YOUR INSTRUCTIONS:
Reproduce each line from the records that holds "개척합니다".

PROVIDED DATA:
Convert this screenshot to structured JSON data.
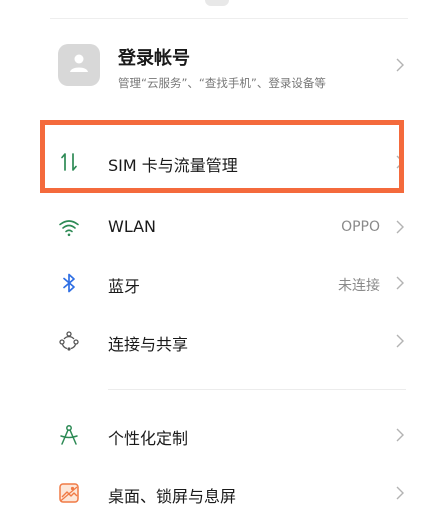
{
  "account": {
    "title": "登录帐号",
    "subtitle": "管理“云服务”、“查找手机”、登录设备等"
  },
  "rows": [
    {
      "label": "SIM 卡与流量管理",
      "value": "",
      "icon": "sim-data-icon"
    },
    {
      "label": "WLAN",
      "value": "OPPO",
      "icon": "wifi-icon"
    },
    {
      "label": "蓝牙",
      "value": "未连接",
      "icon": "bluetooth-icon"
    },
    {
      "label": "连接与共享",
      "value": "",
      "icon": "connection-sharing-icon"
    },
    {
      "label": "个性化定制",
      "value": "",
      "icon": "personalization-icon"
    },
    {
      "label": "桌面、锁屏与息屏",
      "value": "",
      "icon": "wallpaper-icon"
    }
  ],
  "colors": {
    "accent": "#2d8a55",
    "blue": "#2f6fe4",
    "highlight": "#f46a3c"
  }
}
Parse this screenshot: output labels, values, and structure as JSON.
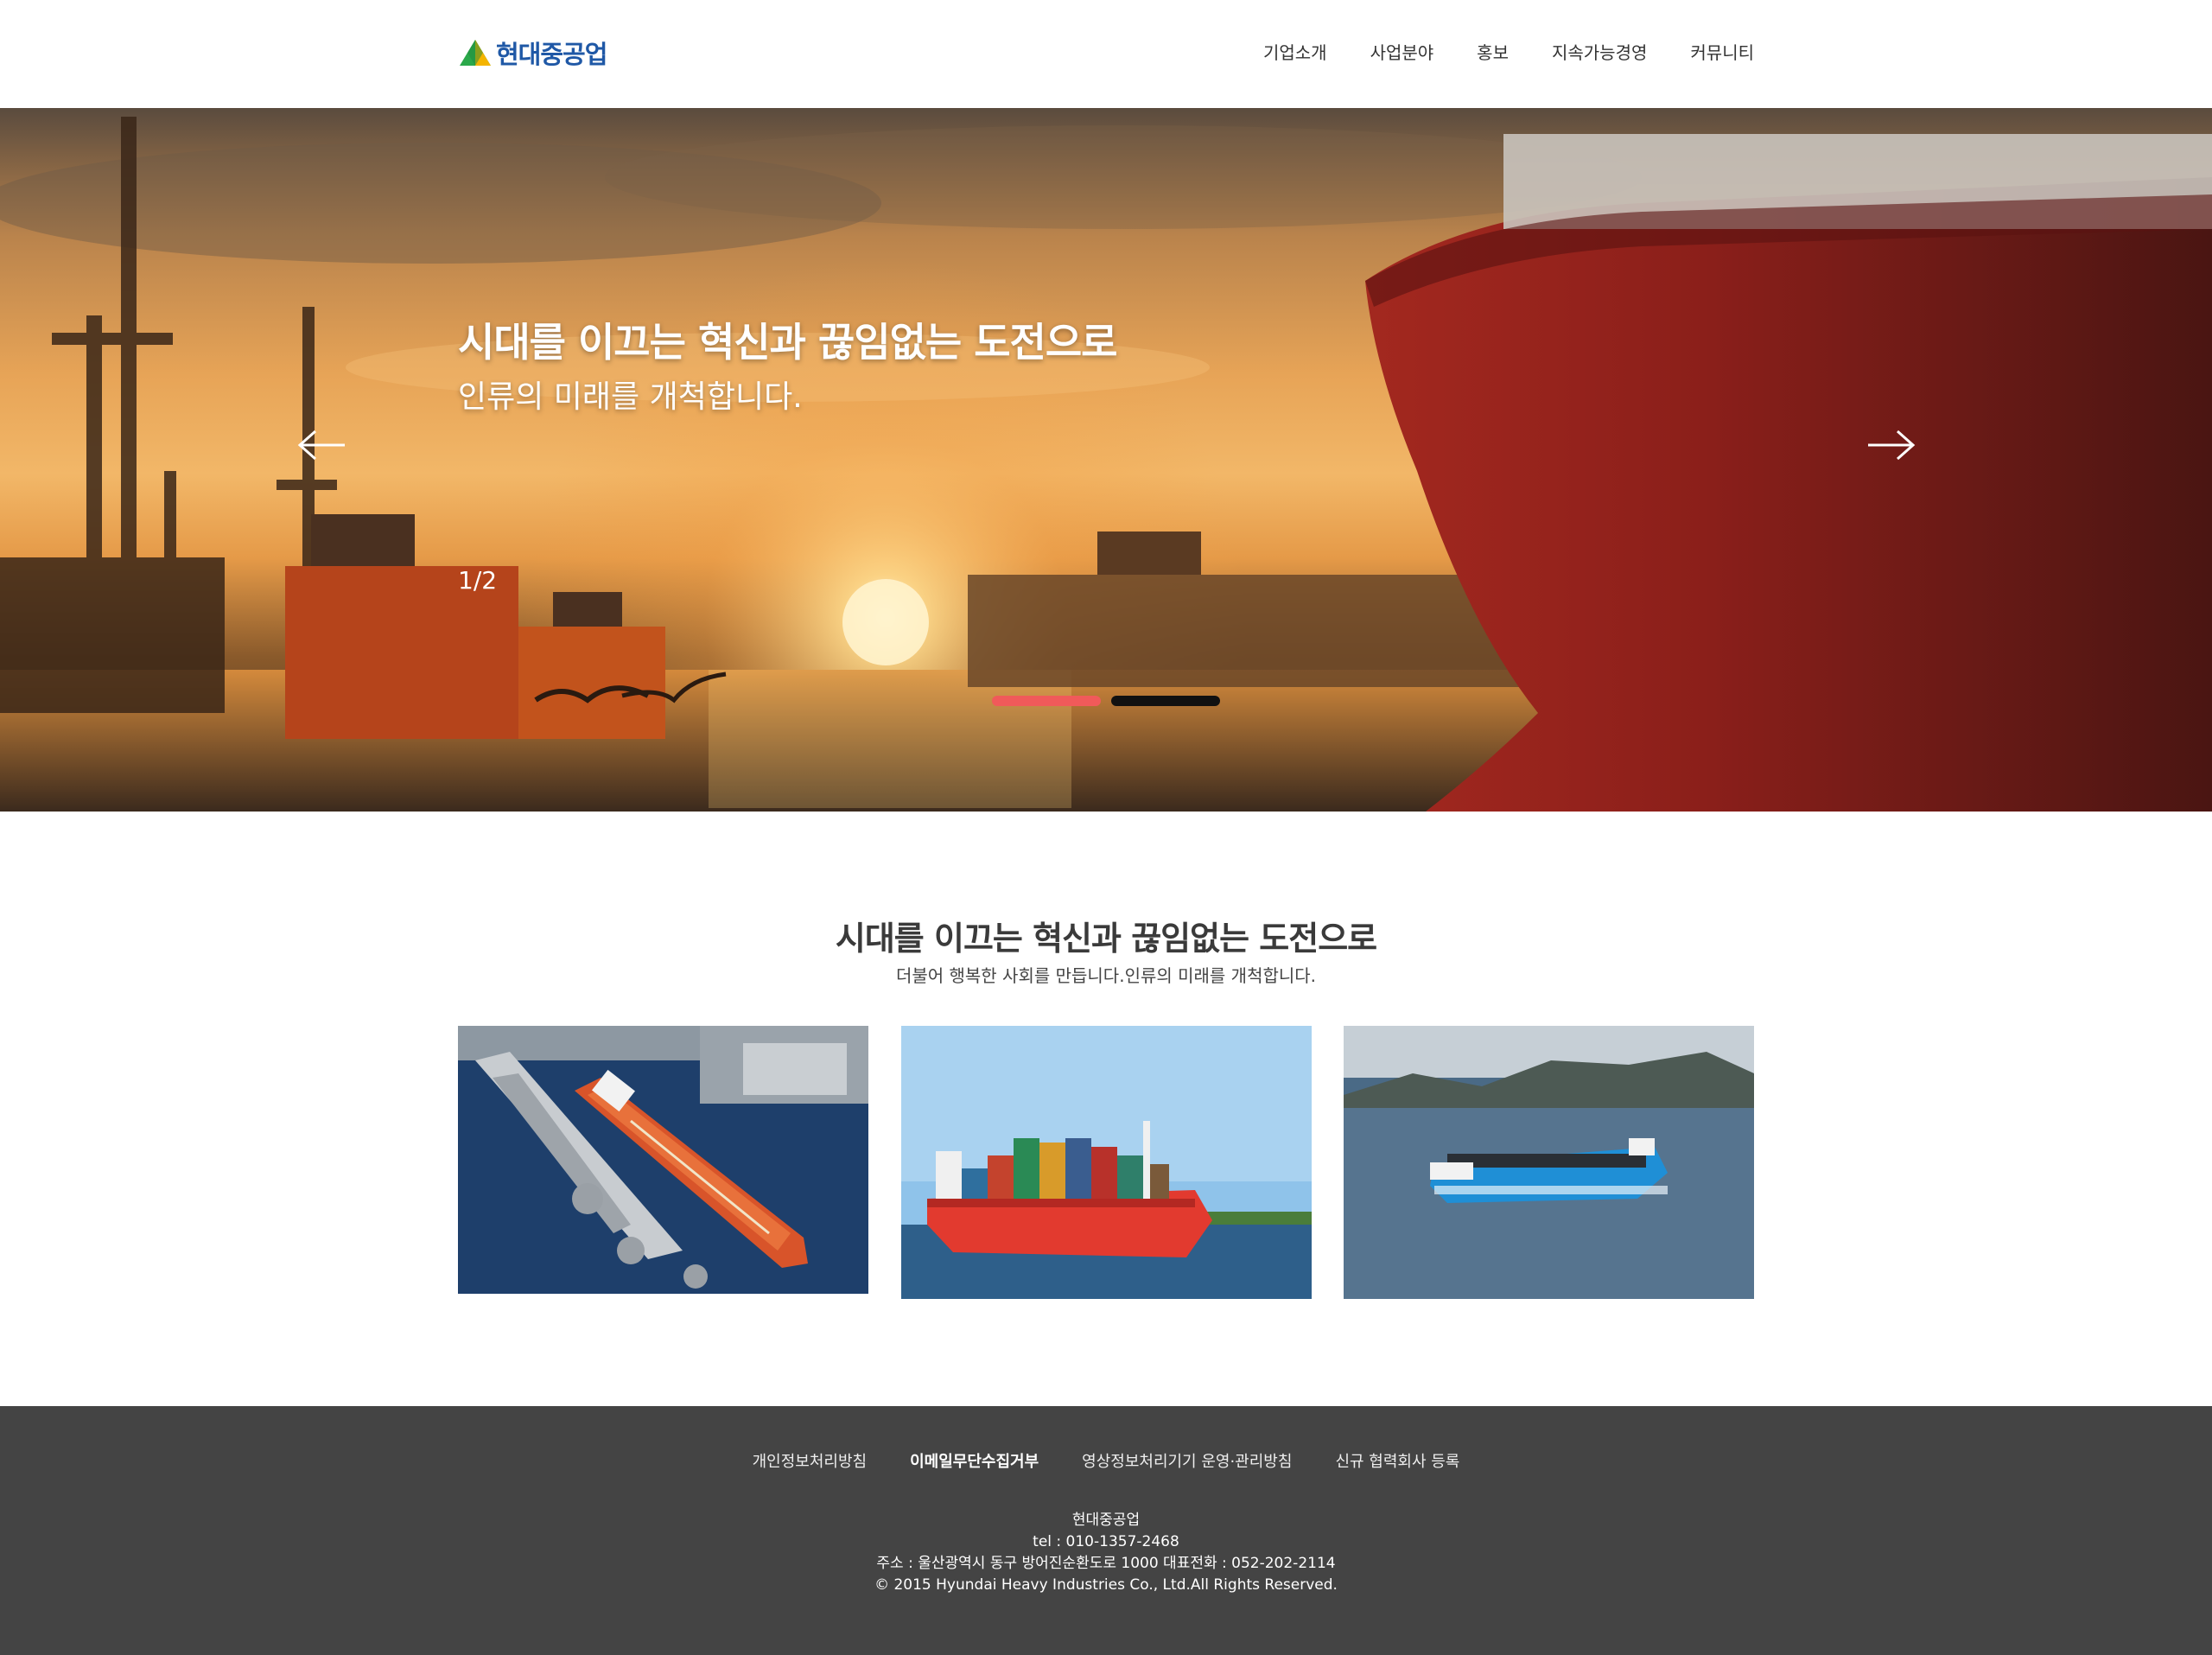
{
  "header": {
    "logo_text": "현대중공업",
    "nav": [
      "기업소개",
      "사업분야",
      "홍보",
      "지속가능경영",
      "커뮤니티"
    ]
  },
  "hero": {
    "title": "시대를 이끄는 혁신과 끊임없는 도전으로",
    "subtitle": "인류의 미래를 개척합니다.",
    "counter": "1/2",
    "active_dot_color": "#f05a5a",
    "inactive_dot_color": "#111111"
  },
  "intro": {
    "title": "시대를 이끄는 혁신과 끊임없는 도전으로",
    "subtitle": "더불어 행복한 사회를 만듭니다.인류의 미래를 개척합니다."
  },
  "cards": [
    {
      "image": "tanker-at-pier-aerial"
    },
    {
      "image": "red-container-ship"
    },
    {
      "image": "blue-electric-container-ship"
    }
  ],
  "footer": {
    "links": [
      "개인정보처리방침",
      "이메일무단수집거부",
      "영상정보처리기기 운영·관리방침",
      "신규 협력회사 등록"
    ],
    "company": "현대중공업",
    "tel": "tel : 010-1357-2468",
    "address": "주소 : 울산광역시 동구 방어진순환도로 1000 대표전화 : 052-202-2114",
    "copyright": "© 2015 Hyundai Heavy Industries Co., Ltd.All Rights Reserved."
  },
  "colors": {
    "brand_blue": "#1f58a6",
    "brand_green": "#2aa84a",
    "footer_bg": "#444444"
  }
}
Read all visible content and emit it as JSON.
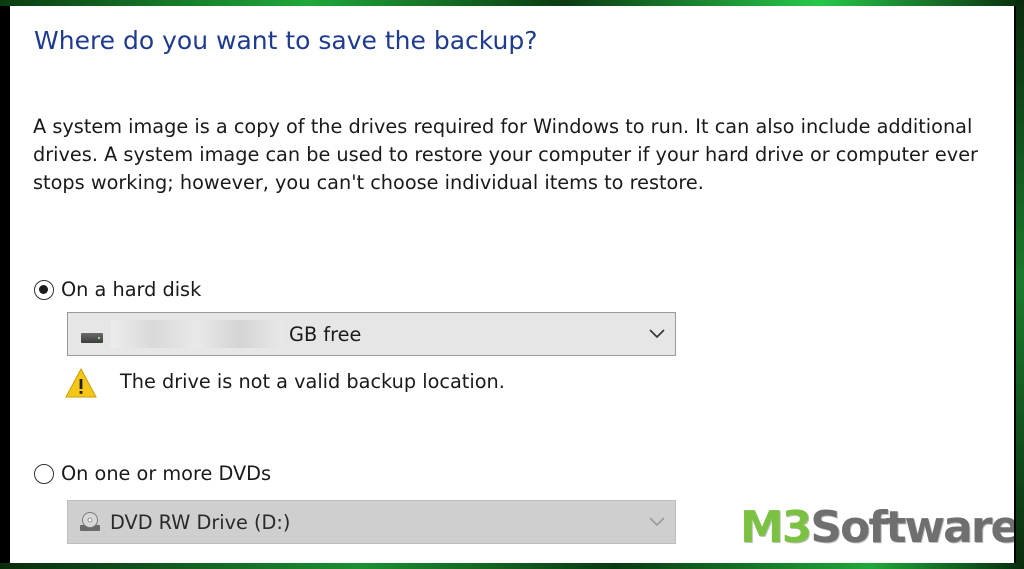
{
  "dialog": {
    "title": "Where do you want to save the backup?",
    "description": "A system image is a copy of the drives required for Windows to run. It can also include additional drives. A system image can be used to restore your computer if your hard drive or computer ever stops working; however, you can't choose individual items to restore."
  },
  "hard_disk_option": {
    "label": "On a hard disk",
    "selected": true,
    "dropdown": {
      "value_suffix": "GB free",
      "icon": "hard-drive-icon"
    },
    "warning": {
      "icon": "warning-icon",
      "text": "The drive is not a valid backup location."
    }
  },
  "dvd_option": {
    "label": "On one or more DVDs",
    "selected": false,
    "dropdown": {
      "value": "DVD RW Drive (D:)",
      "icon": "dvd-drive-icon"
    }
  },
  "watermark": {
    "brand_part1": "M3",
    "brand_part2": "Software",
    "colors": {
      "part1": "#7cc242",
      "part2": "#6f6f6f"
    }
  },
  "colors": {
    "title": "#1e3b8f",
    "frame_glow": "#1fa83a"
  }
}
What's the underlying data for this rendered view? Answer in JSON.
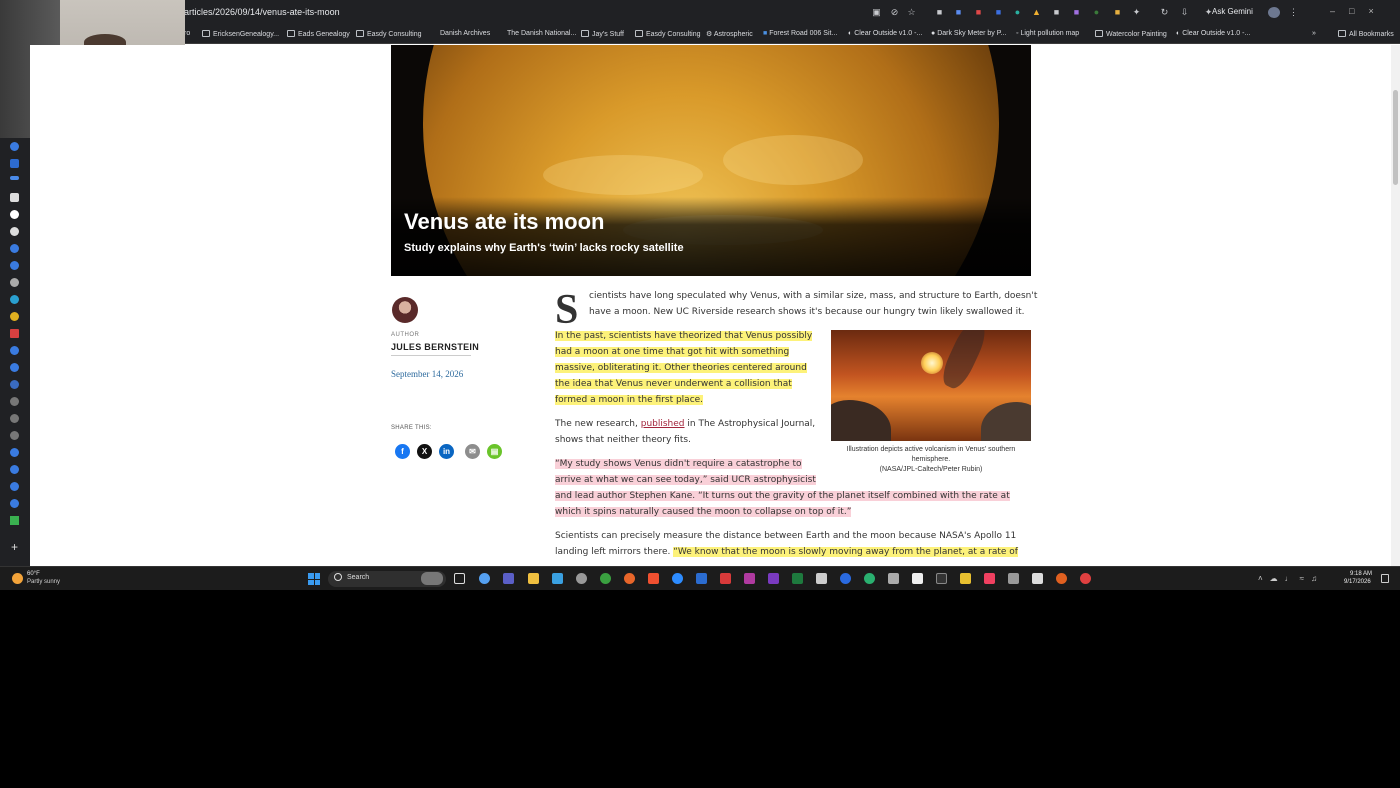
{
  "browser": {
    "url": "articles/2026/09/14/venus-ate-its-moon",
    "ask_gemini": "Ask Gemini",
    "bookmarks": [
      {
        "label": "ro"
      },
      {
        "label": "EricksenGenealogy..."
      },
      {
        "label": "Eads Genealogy"
      },
      {
        "label": "Easdy Consulting"
      },
      {
        "label": "Danish Archives"
      },
      {
        "label": "The Danish National..."
      },
      {
        "label": "Jay's Stuff"
      },
      {
        "label": "Easdy Consulting"
      },
      {
        "label": "Astrospheric"
      },
      {
        "label": "Forest Road 006 Sit..."
      },
      {
        "label": "Clear Outside v1.0 -..."
      },
      {
        "label": "Dark Sky Meter by P..."
      },
      {
        "label": "Light pollution map"
      },
      {
        "label": "Watercolor Painting"
      },
      {
        "label": "Clear Outside v1.0 -..."
      },
      {
        "label": "All Bookmarks"
      }
    ]
  },
  "article": {
    "title": "Venus ate its moon",
    "subtitle": "Study explains why Earth's ‘twin’ lacks rocky satellite",
    "author_label": "AUTHOR",
    "author_name": "JULES BERNSTEIN",
    "date": "September 14, 2026",
    "share_label": "SHARE THIS:",
    "share_buttons": [
      "facebook",
      "x",
      "linkedin",
      "email",
      "print"
    ],
    "dropcap": "S",
    "p1_line1": "cientists have long speculated why Venus, with a similar size, mass, and structure to Earth, doesn't",
    "p1_line2": "have a moon. New UC Riverside research shows it's because our hungry twin likely swallowed it.",
    "p2_lines": [
      "In the past, scientists have theorized that Venus possibly",
      "had a moon at one time that got hit with something",
      "massive, obliterating it. Other theories centered around",
      "the idea that Venus never underwent a collision that",
      "formed a moon in the first place."
    ],
    "p3_pre": "The new research, ",
    "p3_link": "published",
    "p3_post": " in The Astrophysical Journal,",
    "p3_line2": "shows that neither theory fits.",
    "p4_lines": [
      "“My study shows Venus didn't require a catastrophe to",
      "arrive at what we can see today,” said UCR astrophysicist",
      "and lead author Stephen Kane. “It turns out the gravity of the planet itself combined with the rate at",
      "which it spins naturally caused the moon to collapse on top of it.”"
    ],
    "p5_line1": "Scientists can precisely measure the distance between Earth and the moon because NASA's Apollo 11",
    "p5_line2_plain": "landing left mirrors there. ",
    "p5_line2_hl": "“We know that the moon is slowly moving away from the planet, at a rate of",
    "figure_caption_1": "Illustration depicts active volcanism in Venus' southern hemisphere.",
    "figure_caption_2": "(NASA/JPL-Caltech/Peter Rubin)"
  },
  "taskbar": {
    "weather_temp": "60°F",
    "weather_desc": "Partly sunny",
    "search_placeholder": "Search",
    "time": "9:18 AM",
    "date": "9/17/2026"
  }
}
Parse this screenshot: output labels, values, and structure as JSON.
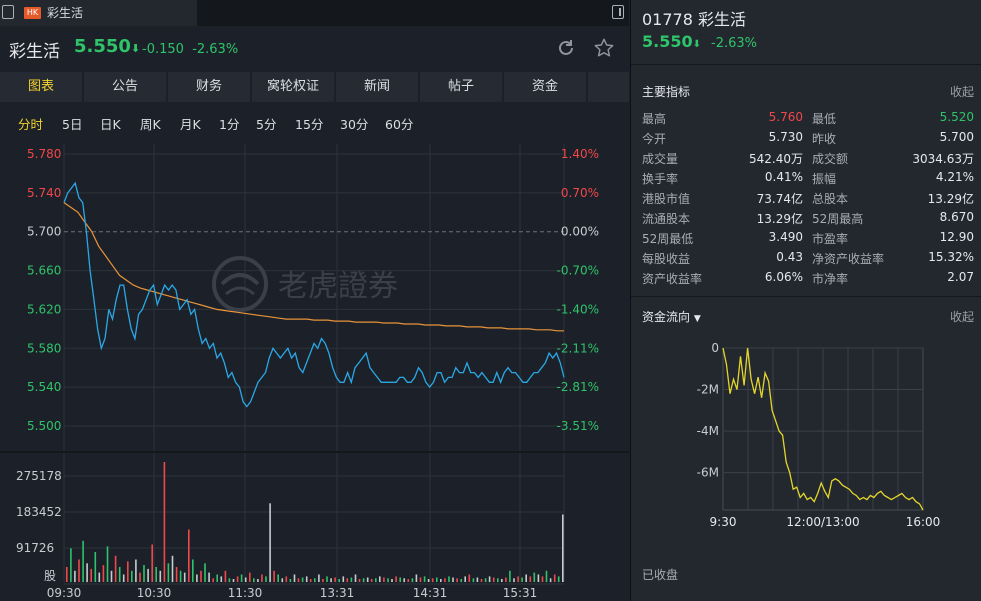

RESPONSE AREA:
    "subtitle": "인류의 미래를 개척합니다.",
    "subtitle": "더불어 행복한 사회를 만듭니다.인류의 미래를 개척합니다."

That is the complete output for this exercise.